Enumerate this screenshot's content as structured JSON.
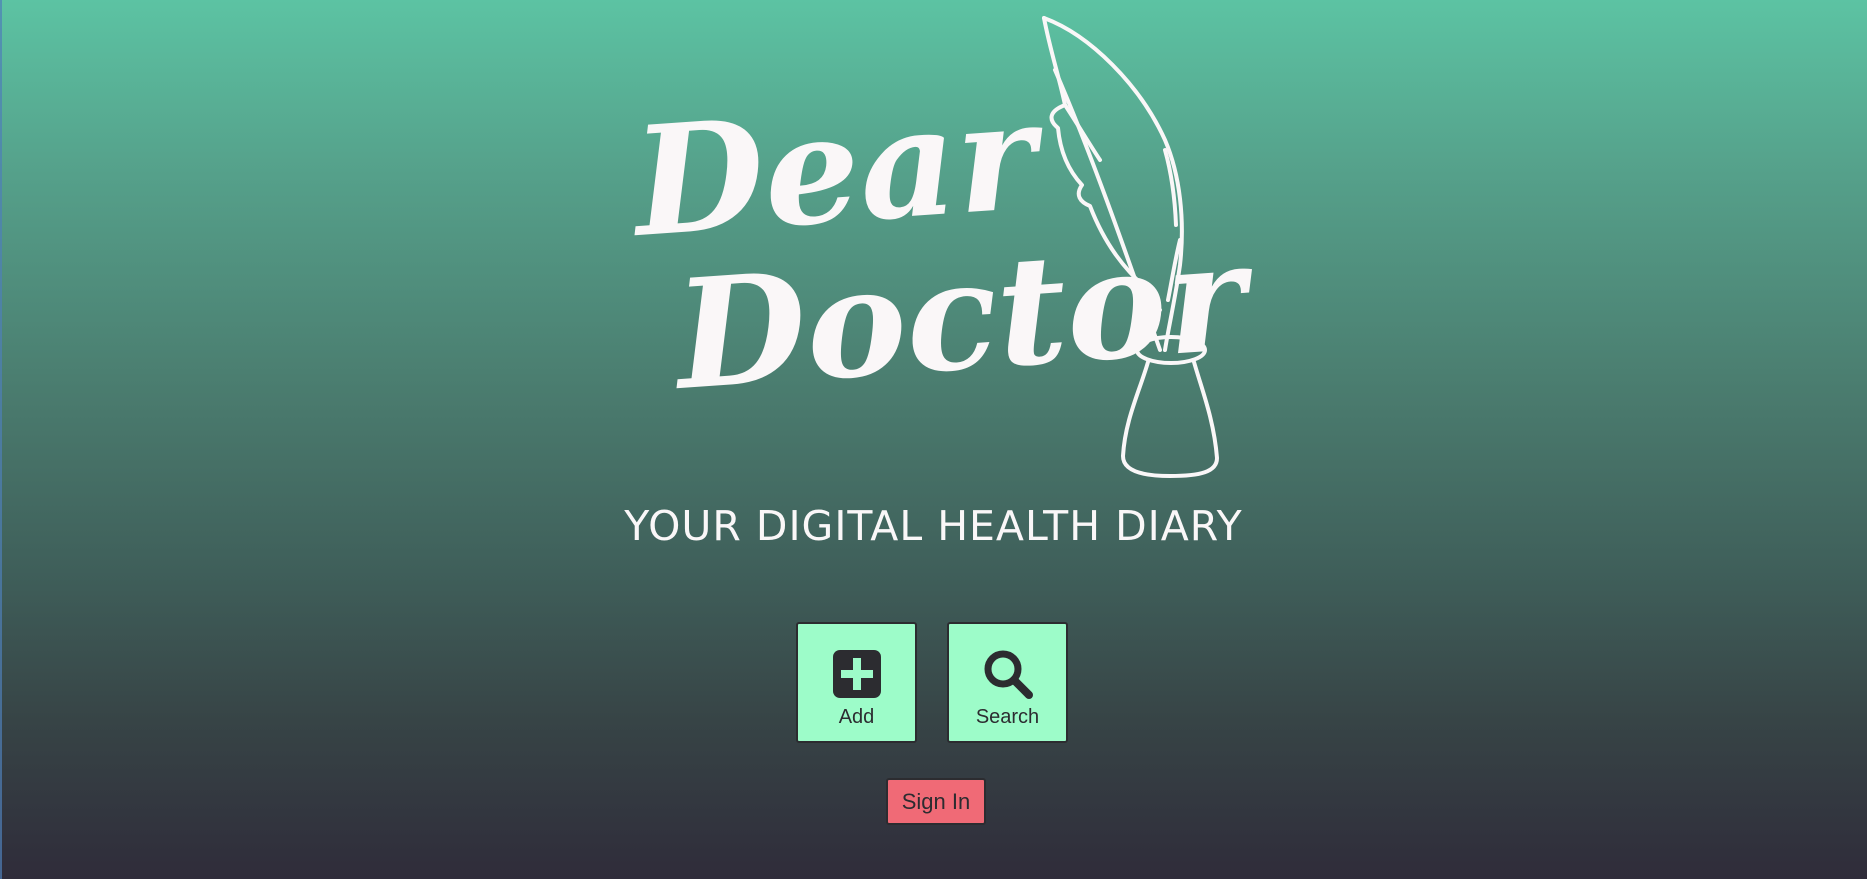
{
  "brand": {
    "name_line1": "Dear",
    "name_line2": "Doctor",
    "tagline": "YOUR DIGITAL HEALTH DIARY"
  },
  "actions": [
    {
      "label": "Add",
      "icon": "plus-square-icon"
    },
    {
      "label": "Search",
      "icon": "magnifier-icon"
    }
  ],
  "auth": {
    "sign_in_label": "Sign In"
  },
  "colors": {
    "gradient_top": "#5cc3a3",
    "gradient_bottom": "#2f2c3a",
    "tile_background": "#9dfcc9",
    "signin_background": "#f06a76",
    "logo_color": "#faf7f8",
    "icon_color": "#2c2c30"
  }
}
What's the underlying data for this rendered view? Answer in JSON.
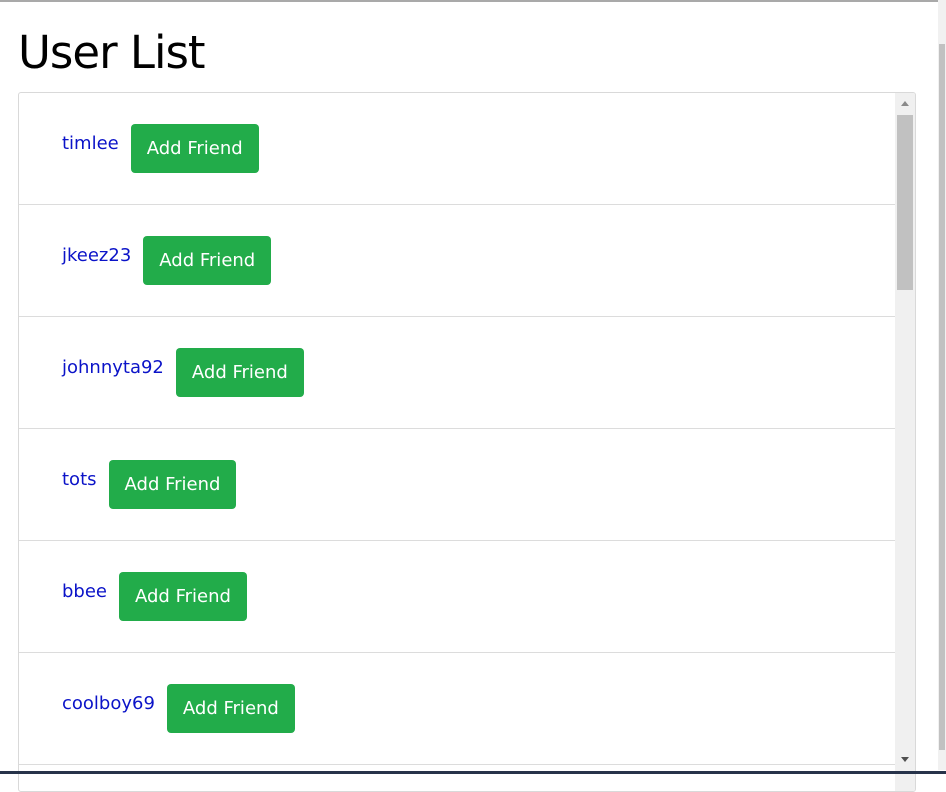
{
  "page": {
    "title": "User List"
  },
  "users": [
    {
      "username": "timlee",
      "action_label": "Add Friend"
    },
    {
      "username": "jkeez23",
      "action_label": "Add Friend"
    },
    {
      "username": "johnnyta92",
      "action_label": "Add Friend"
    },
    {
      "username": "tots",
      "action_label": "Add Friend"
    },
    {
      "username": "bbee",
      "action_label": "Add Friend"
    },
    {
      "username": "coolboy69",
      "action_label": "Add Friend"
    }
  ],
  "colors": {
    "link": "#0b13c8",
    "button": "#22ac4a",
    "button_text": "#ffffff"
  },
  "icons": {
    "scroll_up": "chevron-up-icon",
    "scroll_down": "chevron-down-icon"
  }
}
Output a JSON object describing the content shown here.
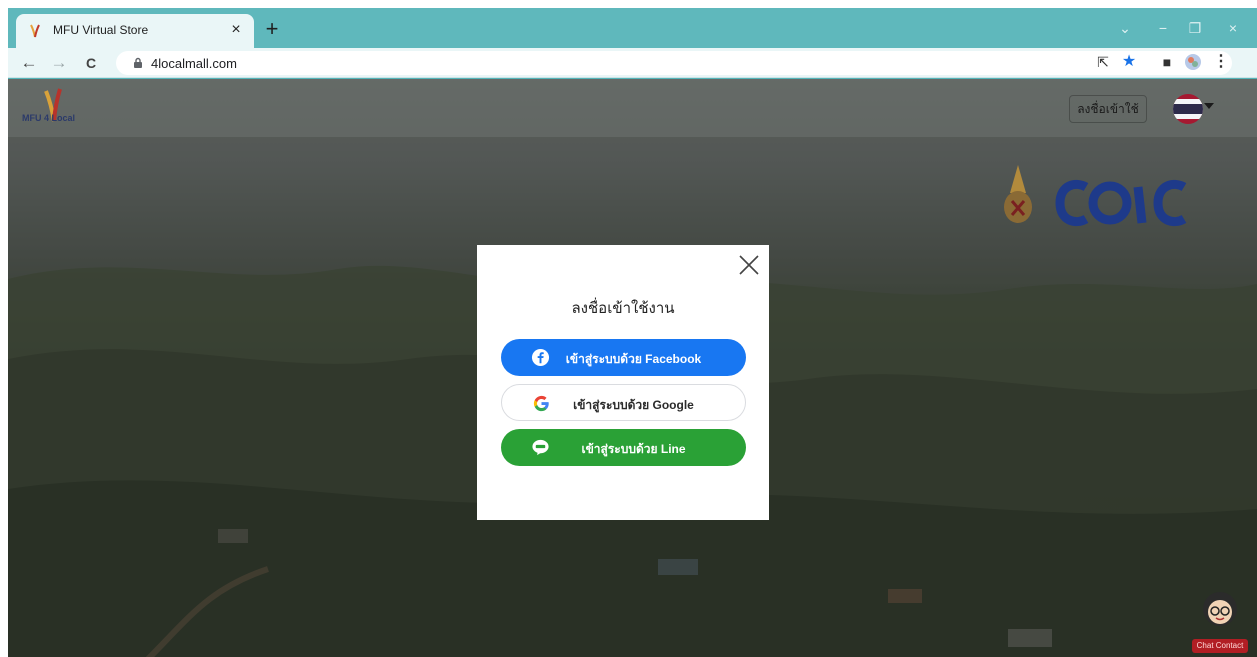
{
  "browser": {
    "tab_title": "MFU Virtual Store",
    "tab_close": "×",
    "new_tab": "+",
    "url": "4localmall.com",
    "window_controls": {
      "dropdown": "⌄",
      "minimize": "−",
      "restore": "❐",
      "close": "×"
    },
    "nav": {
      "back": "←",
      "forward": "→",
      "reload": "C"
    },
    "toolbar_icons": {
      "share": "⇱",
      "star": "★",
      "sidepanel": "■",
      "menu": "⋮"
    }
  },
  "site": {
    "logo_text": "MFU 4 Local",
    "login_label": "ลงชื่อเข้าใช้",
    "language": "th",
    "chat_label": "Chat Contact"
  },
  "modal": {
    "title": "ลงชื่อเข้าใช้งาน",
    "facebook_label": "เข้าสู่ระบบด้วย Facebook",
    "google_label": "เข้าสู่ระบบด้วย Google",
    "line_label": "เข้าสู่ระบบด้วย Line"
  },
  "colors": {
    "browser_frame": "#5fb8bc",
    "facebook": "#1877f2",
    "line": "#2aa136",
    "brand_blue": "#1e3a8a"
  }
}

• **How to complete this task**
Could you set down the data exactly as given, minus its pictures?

• **Written reply**
Enumerate this screenshot's content as structured JSON.
{
  "brand": {
    "name_line1": "Dear",
    "name_line2": "Doctor",
    "tagline": "YOUR DIGITAL HEALTH DIARY"
  },
  "actions": [
    {
      "label": "Add",
      "icon": "plus-square-icon"
    },
    {
      "label": "Search",
      "icon": "magnifier-icon"
    }
  ],
  "auth": {
    "sign_in_label": "Sign In"
  },
  "colors": {
    "gradient_top": "#5cc3a3",
    "gradient_bottom": "#2f2c3a",
    "tile_background": "#9dfcc9",
    "signin_background": "#f06a76",
    "logo_color": "#faf7f8",
    "icon_color": "#2c2c30"
  }
}
What's the underlying data for this rendered view? Answer in JSON.
{
  "page": {
    "title": "User List"
  },
  "users": [
    {
      "username": "timlee",
      "action_label": "Add Friend"
    },
    {
      "username": "jkeez23",
      "action_label": "Add Friend"
    },
    {
      "username": "johnnyta92",
      "action_label": "Add Friend"
    },
    {
      "username": "tots",
      "action_label": "Add Friend"
    },
    {
      "username": "bbee",
      "action_label": "Add Friend"
    },
    {
      "username": "coolboy69",
      "action_label": "Add Friend"
    }
  ],
  "colors": {
    "link": "#0b13c8",
    "button": "#22ac4a",
    "button_text": "#ffffff"
  },
  "icons": {
    "scroll_up": "chevron-up-icon",
    "scroll_down": "chevron-down-icon"
  }
}
Output a JSON object describing the content shown here.
{
  "browser": {
    "tab_title": "MFU Virtual Store",
    "tab_close": "×",
    "new_tab": "+",
    "url": "4localmall.com",
    "window_controls": {
      "dropdown": "⌄",
      "minimize": "−",
      "restore": "❐",
      "close": "×"
    },
    "nav": {
      "back": "←",
      "forward": "→",
      "reload": "C"
    },
    "toolbar_icons": {
      "share": "⇱",
      "star": "★",
      "sidepanel": "■",
      "menu": "⋮"
    }
  },
  "site": {
    "logo_text": "MFU 4 Local",
    "login_label": "ลงชื่อเข้าใช้",
    "language": "th",
    "chat_label": "Chat Contact"
  },
  "modal": {
    "title": "ลงชื่อเข้าใช้งาน",
    "facebook_label": "เข้าสู่ระบบด้วย Facebook",
    "google_label": "เข้าสู่ระบบด้วย Google",
    "line_label": "เข้าสู่ระบบด้วย Line"
  },
  "colors": {
    "browser_frame": "#5fb8bc",
    "facebook": "#1877f2",
    "line": "#2aa136",
    "brand_blue": "#1e3a8a"
  }
}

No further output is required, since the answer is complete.